■ **ABOUT THIS EXERCISE**
Set down the records that follow exactly and completely.

Items from an interface collection:
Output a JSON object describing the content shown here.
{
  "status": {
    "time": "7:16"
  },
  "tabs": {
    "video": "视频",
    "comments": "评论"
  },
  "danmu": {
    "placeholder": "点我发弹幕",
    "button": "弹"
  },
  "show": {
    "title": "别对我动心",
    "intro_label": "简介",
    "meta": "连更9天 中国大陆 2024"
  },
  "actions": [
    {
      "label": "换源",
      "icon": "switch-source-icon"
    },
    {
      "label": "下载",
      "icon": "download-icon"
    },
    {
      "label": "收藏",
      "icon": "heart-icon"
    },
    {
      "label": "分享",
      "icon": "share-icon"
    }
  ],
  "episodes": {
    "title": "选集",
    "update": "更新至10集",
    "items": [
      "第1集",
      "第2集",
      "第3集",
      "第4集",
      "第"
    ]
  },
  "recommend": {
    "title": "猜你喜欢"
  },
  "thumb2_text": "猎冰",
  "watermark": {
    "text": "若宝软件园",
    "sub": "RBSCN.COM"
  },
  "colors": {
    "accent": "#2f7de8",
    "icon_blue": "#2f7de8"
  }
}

■ **EXERCISE ANSWER**
Output a JSON object describing the content shown here.
{
  "status": {
    "time": "7:16"
  },
  "tabs": {
    "video": "视频",
    "comments": "评论"
  },
  "danmu": {
    "placeholder": "点我发弹幕",
    "button": "弹"
  },
  "show": {
    "title": "别对我动心",
    "intro_label": "简介",
    "meta": "连更9天 中国大陆 2024"
  },
  "actions": [
    {
      "label": "换源",
      "icon": "switch-source-icon"
    },
    {
      "label": "下载",
      "icon": "download-icon"
    },
    {
      "label": "收藏",
      "icon": "heart-icon"
    },
    {
      "label": "分享",
      "icon": "share-icon"
    }
  ],
  "episodes": {
    "title": "选集",
    "update": "更新至10集",
    "items": [
      "第1集",
      "第2集",
      "第3集",
      "第4集",
      "第"
    ]
  },
  "recommend": {
    "title": "猜你喜欢"
  },
  "thumb2_text": "猎冰",
  "watermark": {
    "text": "若宝软件园",
    "sub": "RBSCN.COM"
  },
  "colors": {
    "accent": "#2f7de8",
    "icon_blue": "#2f7de8"
  }
}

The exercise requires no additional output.